Segment Open
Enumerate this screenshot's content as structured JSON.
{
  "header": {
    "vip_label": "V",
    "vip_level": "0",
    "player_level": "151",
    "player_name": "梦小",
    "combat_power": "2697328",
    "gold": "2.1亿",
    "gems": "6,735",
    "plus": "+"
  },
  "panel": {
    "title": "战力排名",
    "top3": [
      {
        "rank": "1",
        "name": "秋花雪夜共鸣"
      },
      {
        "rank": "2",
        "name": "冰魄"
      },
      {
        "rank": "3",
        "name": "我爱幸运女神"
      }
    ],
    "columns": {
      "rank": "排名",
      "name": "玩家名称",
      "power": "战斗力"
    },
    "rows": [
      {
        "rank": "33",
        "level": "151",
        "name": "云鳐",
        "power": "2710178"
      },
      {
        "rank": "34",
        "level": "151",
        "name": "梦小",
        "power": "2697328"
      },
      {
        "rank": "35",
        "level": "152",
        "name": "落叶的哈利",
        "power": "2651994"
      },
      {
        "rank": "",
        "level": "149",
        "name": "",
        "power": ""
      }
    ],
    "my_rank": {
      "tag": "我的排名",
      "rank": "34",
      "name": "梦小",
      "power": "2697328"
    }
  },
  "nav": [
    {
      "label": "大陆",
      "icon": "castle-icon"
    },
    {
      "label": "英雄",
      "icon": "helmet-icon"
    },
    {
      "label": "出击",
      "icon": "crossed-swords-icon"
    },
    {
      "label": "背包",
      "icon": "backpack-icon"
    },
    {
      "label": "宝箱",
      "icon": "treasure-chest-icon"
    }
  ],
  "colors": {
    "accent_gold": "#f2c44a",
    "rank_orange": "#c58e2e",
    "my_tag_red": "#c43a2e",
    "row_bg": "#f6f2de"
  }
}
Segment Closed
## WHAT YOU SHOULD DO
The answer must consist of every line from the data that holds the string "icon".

## THE ANSWER
      "icon": "castle-icon"
      "icon": "helmet-icon"
      "icon": "crossed-swords-icon"
      "icon": "backpack-icon"
      "icon": "treasure-chest-icon"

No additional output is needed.